Alright, with that said. Let’s break down how you can approach each of diversity topics in your messaging.
The world of stock photography is whitewashed, which means that you must be intentional if you wish to represent diversity in the images you use.
The business justification for this is that using images that represent all races and cultures will allow people to see themselves in your marketing and, in turn, purchasing your services/products. There’s also a larger conversation to consider. If you identify as an ally to People of Color and an advocate for equality, walk the walk in addition to talking the talk. Make a conscious effort to present people of all races in your content.
There are many sites and projects dedicated to stock photos including people of color, here are a few I’ve used:
Most large cities have programs specifically geared toward supporting minority communities in entrepreneurship, consider donating time or money to these organizations.
The obvious answer here is to focus on representing all genders in your images and messaging unless of course, your target demographic is one gender.

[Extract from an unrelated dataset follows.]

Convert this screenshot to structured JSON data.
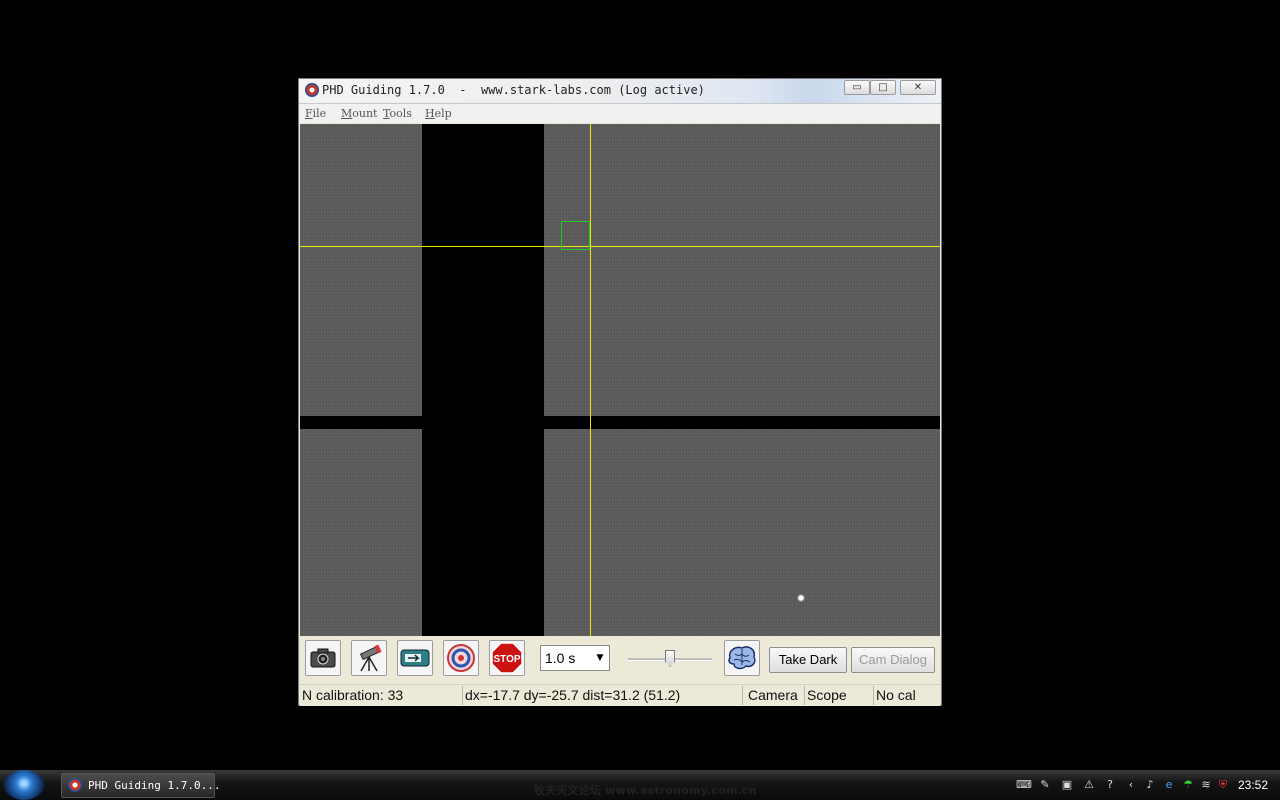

However. Gender fluidity is no longer a taboo topic and more common than you may think, especially in metropolitan areas.
Consider using gender-neutral grammar whenever possible. In environments that are especially sensitive to this conversation, it is common to ask someone what their pronouns are he/him/his, she/her/hers or they/them/theirs. By using they/them/theirs as much as possible you ensure that even those who are non-binary will be able to identify with your message. This can be confusing if you don’t’ have much exposure to this topic or are a grammar stickler. Do some research to help educate yourself if that’s the case.
Religion & Holidays
Take a look at your client base. Do you have folks in Canada? Did you know that Canadian Thanksgiving is in October and that they have a holiday directly after Christmas called Boxing Day? Honoring this for them will make them feel included and honoring it with your entire community shows that you have a commitment to Diversity & Inclusion.
If you work heavily with resources from India or China (to name a few) it can be helpful to know (and respect) that they take entire weeks off to honor specific holidays in their area.
Wildflower has clients who are Pagan, Jewish, Hindi, Buddhist and Christian. We also have clients in 7 countries. We make an effort to honor every holiday we can find and it’s amazing the response we get both from our clients as well as new leads.
Odds are you don’t know the religious affiliation of your clients. Consider if you want to honor many holidays – or none. And know that only honoring those you yourself celebrate, that is the opposite of inclusive.
While the world is changing, there are still many people who, while they support LGBTQ rights and equality, they aren’t personally connected to the community. Out of sight out of mind and as a business owner it can be quite easy to accidentally fail to include the LGBTQ community in your message. The good news is, with a tiny bit of consideration you can easily remedy this.
Make an effort to show diversity in your images. If you have occasion to show happy families or couples, attempt to find images that include same-sex couples.
Watch your language, when referencing a family avoid assumptions that a woman has a husband or a husband has a wife. Lean toward terms like Significant Other, Life Partner or Spouse.
Consider supporting Pride and diversity efforts in your city. Seek out networking events for the LGBT community and attend as an ally.
Taking the time to consciously include Diversity & Inclusion in your strategy as a Small Business is a small way to walk the walk and lead by example in living out your values. It’s also a great way to appeal to a larger audience.
If you don’t have a strategy or if you don’t have any clue how to incorporate the ideas I’ve outlined, let’s talk.